Despite Balenciaga’s departure from Twitter, the brand is still riling up controversy on the platform. On November 21st, a Twitter user known as @shoe0nhead – real name June Nicole Lapine – took to Twitter to imply that the luxury fashion label is conspiring to exploit children.
She begins by highlighting a selection of photos from Balenciaga’s holiday gifting campaign, which featured child models clutching the brand’s harness-clad teddy bear bags, accessories that debuted at Balenciaga’s Paris Fashion Week Spring/Summer 2023 runway presentation.
While some have objected to Balenciaga’s decision to place the BDSM-inspired bags in the hands of young children, the images in isolation aren’t exactly indicative of a wider conspiracy.
Lapine attempts to strengthen her case by linking the images from an entirely separate campaign promoting Balenciaga’s collaboration with Adidas. The photographs feature the collaborations Three Stripes handbag atop a pile of official-looking documents.

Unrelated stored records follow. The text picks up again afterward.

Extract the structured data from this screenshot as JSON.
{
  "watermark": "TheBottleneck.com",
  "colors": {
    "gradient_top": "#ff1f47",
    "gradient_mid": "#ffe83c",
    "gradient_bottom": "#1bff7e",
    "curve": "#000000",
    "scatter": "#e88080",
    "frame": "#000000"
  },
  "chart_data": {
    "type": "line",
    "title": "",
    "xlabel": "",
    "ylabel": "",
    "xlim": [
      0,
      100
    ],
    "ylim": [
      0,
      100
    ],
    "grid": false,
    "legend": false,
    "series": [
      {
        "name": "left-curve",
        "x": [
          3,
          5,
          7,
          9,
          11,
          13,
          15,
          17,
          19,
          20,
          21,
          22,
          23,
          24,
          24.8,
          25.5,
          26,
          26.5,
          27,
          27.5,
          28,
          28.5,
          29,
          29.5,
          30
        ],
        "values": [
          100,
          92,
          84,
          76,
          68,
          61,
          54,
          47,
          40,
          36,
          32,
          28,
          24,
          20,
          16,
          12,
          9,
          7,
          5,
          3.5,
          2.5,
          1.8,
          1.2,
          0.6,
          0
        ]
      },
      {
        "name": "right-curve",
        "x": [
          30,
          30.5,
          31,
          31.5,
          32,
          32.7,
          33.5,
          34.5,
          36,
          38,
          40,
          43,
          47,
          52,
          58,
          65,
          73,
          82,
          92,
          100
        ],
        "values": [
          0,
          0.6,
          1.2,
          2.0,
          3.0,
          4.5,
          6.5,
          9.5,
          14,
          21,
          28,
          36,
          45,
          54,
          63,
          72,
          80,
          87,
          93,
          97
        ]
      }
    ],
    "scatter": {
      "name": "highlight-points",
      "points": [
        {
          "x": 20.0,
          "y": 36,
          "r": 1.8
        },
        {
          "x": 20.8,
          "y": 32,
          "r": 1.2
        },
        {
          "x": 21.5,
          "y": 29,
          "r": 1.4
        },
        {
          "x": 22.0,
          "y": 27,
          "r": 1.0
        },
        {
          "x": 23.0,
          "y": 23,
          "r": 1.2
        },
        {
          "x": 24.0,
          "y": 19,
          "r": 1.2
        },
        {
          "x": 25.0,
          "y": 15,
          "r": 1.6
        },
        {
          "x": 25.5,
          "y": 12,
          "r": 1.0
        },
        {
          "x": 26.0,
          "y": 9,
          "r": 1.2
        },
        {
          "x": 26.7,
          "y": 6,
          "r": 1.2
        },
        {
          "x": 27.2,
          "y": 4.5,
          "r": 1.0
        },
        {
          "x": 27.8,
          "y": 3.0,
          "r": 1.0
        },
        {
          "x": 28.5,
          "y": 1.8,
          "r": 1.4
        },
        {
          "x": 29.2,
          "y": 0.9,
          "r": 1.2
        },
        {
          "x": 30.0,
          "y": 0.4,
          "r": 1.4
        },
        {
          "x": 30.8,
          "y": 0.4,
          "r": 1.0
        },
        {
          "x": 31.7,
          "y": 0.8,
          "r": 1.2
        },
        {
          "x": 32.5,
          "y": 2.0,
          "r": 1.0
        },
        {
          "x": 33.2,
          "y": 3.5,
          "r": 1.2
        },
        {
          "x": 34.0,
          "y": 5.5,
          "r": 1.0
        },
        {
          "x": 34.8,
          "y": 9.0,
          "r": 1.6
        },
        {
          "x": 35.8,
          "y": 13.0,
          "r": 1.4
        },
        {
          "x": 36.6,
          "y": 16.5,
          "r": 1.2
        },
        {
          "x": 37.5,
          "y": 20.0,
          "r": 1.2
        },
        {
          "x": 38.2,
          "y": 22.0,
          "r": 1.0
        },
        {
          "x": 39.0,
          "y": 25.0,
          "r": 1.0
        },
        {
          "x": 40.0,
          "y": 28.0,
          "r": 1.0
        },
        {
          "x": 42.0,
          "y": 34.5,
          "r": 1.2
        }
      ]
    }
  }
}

Upon zooming in, one of those documents is revealed to be a comment from United States v. Williams, a Supreme Court ruling that upheld the PROTECT Act. This federal law criminalises advertising, promoting, presenting, or distributing child pornography.
She goes on to cite Balenciaga’s wiped Instagram as further indication of the brand’s supposed guilt. Of course, anyone who follows the company knows that it periodically erases its feed and fills the blank slate with its latest drop.
Just before Lapine’s controversial tweets went viral, Balenciaga’s official Instagram was replenished with imagery of its Spring 2023 Garde-Robe collection, which launched for pre-order on the morning of November 21st.
Some conspiracy theorists began commenting on Balenciaga’s latest posts with references to Lapine’s claims, which have since garnered tens of thousands of likes and retweets. On November 22nd, Balenciaga turned off comments on its Instagram page and posted a story apologising for the drama surrounding its holiday gift campaign.
“Our plush bear bags should not have been featured with children in this campaign,” the statement read. “We have immediately removed the campaign from all platforms.”
Two hours later, Balenciaga posted a follow-up story addressing those questionable court documents. “We are taking legal action against the parties responsible for creating the set and including unapproved items for our Spring 23 campaign photoshoot,” it clarified. “We stand for children safety and well-being.”
Although it may be tempting to buy into Lapine’s sensationalist story, she presents zero evidence that Balenciaga is, as she implies, involved in some sort of child abuse ring. While her claim that the photo featuring a copy of United States v. Williams is part of the same campaign featuring Balenciaga’s teddy bears was clearly misinformed.